** Required action **
Produce a copy of every line in the records that holds the string "Windows".

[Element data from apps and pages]

....................

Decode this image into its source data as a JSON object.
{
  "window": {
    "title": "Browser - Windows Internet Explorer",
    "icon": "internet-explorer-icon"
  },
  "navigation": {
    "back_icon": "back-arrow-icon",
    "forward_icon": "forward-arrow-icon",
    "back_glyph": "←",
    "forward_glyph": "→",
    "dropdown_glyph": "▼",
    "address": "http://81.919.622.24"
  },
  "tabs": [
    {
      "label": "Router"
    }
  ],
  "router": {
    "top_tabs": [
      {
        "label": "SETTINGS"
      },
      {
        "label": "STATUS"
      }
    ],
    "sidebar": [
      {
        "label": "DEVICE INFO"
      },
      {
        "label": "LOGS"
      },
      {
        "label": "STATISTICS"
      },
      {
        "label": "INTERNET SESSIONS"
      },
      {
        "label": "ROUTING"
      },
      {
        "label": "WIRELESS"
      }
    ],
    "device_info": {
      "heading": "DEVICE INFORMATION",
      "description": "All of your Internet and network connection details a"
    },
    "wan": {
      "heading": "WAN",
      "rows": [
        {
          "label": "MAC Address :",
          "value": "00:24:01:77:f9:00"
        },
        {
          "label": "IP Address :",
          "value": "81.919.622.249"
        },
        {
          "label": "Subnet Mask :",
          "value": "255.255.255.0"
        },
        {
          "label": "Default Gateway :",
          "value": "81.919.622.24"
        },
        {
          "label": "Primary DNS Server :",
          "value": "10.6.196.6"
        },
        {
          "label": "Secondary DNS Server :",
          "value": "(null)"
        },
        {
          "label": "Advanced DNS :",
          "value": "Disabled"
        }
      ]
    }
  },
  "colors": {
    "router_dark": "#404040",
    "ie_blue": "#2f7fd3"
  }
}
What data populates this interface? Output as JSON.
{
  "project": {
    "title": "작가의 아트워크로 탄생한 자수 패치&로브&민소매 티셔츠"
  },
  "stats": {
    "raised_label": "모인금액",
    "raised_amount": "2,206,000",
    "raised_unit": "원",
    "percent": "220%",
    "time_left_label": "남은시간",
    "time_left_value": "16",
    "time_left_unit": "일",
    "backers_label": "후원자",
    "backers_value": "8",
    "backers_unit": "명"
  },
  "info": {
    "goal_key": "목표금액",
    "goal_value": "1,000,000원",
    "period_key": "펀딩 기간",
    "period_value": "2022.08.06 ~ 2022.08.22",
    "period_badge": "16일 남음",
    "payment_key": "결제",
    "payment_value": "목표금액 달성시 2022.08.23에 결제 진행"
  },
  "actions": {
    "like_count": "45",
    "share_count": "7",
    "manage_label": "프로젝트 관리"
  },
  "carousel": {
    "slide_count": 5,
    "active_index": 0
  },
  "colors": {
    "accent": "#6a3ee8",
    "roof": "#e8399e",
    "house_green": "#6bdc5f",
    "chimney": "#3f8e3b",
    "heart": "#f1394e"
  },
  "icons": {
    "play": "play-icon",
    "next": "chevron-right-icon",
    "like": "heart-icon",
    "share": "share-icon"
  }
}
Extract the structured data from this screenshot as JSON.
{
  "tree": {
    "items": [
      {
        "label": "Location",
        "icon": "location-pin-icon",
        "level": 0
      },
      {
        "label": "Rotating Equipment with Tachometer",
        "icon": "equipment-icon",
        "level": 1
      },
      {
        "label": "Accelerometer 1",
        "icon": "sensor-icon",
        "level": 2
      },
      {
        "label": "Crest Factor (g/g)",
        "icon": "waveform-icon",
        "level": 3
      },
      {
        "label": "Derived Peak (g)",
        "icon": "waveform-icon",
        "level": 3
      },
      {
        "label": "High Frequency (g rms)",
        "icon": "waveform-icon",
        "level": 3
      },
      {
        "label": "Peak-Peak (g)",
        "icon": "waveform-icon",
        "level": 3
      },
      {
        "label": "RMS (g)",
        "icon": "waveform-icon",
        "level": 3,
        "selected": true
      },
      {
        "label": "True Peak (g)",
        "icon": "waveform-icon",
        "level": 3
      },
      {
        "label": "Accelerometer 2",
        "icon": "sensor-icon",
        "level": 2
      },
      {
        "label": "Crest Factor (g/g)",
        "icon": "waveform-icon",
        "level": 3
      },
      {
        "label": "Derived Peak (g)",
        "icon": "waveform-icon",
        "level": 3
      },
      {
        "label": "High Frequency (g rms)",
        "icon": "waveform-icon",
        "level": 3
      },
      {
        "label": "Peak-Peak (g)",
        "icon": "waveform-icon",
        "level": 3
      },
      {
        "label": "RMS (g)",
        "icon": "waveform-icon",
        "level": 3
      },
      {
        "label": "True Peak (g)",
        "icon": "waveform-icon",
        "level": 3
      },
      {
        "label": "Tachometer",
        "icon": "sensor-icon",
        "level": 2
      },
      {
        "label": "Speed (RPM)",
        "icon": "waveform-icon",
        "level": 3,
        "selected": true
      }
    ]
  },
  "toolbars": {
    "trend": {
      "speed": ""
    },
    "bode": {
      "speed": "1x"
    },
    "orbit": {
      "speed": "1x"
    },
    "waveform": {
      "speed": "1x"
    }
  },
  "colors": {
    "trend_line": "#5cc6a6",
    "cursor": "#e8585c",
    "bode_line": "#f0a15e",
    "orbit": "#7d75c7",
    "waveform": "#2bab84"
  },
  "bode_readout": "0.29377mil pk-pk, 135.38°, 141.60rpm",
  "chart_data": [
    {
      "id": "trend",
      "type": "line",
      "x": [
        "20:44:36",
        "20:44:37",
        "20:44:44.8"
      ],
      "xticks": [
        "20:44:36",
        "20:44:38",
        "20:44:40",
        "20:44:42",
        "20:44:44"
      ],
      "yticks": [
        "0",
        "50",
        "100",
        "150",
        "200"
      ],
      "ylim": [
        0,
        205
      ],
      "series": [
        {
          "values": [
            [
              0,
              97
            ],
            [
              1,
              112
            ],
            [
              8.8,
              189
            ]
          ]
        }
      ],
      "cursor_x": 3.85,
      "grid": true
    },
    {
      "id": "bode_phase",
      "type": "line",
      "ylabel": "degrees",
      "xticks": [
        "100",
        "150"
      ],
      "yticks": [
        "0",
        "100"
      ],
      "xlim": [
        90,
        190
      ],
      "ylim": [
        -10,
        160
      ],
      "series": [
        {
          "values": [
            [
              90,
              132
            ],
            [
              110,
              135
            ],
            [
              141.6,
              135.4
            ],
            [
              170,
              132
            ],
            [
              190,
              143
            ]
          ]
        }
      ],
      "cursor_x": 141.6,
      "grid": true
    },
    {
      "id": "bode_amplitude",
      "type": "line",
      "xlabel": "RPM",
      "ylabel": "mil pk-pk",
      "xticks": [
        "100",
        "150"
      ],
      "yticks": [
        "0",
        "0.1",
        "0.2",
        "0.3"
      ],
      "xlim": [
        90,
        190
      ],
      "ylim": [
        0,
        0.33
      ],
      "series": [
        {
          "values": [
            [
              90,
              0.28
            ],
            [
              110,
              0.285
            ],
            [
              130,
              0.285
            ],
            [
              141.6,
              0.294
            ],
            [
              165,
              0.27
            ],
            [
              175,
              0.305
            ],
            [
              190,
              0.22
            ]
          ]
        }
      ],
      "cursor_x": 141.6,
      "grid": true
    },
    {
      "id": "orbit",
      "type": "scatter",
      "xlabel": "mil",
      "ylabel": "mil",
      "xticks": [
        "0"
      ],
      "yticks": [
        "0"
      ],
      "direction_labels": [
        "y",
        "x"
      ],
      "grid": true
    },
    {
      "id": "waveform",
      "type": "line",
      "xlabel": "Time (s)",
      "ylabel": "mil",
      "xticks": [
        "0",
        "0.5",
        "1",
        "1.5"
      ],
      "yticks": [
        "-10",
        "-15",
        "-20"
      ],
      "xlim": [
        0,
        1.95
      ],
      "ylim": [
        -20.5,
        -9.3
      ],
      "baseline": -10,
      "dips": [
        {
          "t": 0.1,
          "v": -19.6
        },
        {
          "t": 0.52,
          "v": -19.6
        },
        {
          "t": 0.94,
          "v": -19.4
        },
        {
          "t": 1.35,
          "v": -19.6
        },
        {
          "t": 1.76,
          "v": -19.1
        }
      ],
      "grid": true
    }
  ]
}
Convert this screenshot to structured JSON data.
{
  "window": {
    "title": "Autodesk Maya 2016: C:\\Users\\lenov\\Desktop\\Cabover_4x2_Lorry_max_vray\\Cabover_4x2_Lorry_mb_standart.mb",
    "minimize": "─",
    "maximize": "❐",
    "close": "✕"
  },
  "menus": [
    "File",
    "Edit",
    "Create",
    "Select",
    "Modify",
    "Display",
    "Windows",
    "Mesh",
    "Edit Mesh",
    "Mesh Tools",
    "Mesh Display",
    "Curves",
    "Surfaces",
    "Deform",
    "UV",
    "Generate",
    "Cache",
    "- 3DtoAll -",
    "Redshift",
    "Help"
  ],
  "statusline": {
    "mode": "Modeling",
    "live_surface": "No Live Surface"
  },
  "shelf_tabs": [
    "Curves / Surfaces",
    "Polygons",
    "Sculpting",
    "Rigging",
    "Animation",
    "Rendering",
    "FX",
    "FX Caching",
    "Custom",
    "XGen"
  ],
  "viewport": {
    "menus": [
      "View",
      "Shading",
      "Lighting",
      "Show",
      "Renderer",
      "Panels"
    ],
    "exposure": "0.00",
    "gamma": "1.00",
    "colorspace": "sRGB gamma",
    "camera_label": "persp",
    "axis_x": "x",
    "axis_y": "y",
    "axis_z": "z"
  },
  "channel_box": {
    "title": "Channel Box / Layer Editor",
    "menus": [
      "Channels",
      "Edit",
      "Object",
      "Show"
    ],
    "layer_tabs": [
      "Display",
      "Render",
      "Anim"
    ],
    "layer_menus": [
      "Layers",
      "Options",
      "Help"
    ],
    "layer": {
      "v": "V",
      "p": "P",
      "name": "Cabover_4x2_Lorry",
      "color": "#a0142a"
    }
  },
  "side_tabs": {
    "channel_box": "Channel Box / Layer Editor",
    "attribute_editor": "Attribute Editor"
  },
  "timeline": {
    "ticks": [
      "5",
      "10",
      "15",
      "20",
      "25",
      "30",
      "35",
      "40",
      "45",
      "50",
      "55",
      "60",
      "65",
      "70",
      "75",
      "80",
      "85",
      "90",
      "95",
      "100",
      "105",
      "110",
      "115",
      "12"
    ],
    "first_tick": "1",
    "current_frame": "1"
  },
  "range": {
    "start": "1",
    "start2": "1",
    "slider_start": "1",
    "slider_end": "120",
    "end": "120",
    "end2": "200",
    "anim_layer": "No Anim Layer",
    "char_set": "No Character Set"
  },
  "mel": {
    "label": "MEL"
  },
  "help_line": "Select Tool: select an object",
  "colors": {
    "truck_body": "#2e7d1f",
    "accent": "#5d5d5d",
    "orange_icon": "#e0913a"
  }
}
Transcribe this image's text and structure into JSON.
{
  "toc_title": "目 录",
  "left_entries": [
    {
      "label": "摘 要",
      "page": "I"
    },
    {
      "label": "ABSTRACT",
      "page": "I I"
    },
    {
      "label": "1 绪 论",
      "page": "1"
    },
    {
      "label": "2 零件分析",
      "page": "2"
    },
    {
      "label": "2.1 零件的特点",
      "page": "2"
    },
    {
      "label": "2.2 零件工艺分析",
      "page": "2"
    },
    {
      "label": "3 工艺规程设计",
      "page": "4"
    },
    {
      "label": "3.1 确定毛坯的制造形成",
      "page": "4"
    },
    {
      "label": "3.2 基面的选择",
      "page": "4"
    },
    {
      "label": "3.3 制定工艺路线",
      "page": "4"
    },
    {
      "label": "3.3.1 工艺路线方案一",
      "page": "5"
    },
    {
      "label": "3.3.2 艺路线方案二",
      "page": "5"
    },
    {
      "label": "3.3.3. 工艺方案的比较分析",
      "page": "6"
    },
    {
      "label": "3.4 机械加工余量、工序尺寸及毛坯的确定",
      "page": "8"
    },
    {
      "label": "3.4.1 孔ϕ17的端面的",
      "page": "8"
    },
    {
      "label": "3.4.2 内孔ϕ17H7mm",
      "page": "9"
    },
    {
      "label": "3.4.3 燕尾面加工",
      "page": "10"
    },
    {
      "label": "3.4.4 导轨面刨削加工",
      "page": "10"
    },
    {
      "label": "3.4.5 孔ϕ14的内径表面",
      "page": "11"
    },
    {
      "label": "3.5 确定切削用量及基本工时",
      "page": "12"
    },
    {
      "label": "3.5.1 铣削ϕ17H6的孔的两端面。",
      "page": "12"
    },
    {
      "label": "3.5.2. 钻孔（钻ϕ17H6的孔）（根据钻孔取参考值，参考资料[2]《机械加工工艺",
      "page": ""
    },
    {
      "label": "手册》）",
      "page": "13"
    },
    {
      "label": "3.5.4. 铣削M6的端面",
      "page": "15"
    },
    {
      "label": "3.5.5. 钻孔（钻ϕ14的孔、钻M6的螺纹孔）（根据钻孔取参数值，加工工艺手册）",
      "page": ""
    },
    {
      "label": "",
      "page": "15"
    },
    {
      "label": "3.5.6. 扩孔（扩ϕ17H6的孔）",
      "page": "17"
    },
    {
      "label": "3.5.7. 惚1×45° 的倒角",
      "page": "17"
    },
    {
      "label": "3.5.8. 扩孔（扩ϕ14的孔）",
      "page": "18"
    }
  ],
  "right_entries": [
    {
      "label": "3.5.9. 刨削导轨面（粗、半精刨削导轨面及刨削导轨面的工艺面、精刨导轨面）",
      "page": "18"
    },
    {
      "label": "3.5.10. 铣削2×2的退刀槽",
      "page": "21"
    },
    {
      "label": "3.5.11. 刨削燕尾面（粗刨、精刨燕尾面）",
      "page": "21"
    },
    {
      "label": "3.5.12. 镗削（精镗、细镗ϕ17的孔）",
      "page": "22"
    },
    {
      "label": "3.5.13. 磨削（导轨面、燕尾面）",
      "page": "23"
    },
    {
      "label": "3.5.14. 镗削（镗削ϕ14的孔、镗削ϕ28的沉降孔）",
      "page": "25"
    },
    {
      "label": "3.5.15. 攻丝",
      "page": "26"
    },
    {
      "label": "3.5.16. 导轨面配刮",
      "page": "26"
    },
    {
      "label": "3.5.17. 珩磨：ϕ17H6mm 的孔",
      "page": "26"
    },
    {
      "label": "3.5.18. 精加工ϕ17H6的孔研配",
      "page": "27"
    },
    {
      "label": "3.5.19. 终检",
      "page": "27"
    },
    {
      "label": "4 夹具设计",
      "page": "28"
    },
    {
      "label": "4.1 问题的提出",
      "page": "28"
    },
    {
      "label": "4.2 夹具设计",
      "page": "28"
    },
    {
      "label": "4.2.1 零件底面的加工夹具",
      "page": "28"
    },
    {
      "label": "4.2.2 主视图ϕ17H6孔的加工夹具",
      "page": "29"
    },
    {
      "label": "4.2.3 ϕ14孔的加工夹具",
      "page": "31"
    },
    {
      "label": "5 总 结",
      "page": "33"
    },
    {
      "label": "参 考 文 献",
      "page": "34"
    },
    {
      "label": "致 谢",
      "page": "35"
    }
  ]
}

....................

** Solution to this task **
    "title": "Browser - Windows Internet Explorer",
    "Windows",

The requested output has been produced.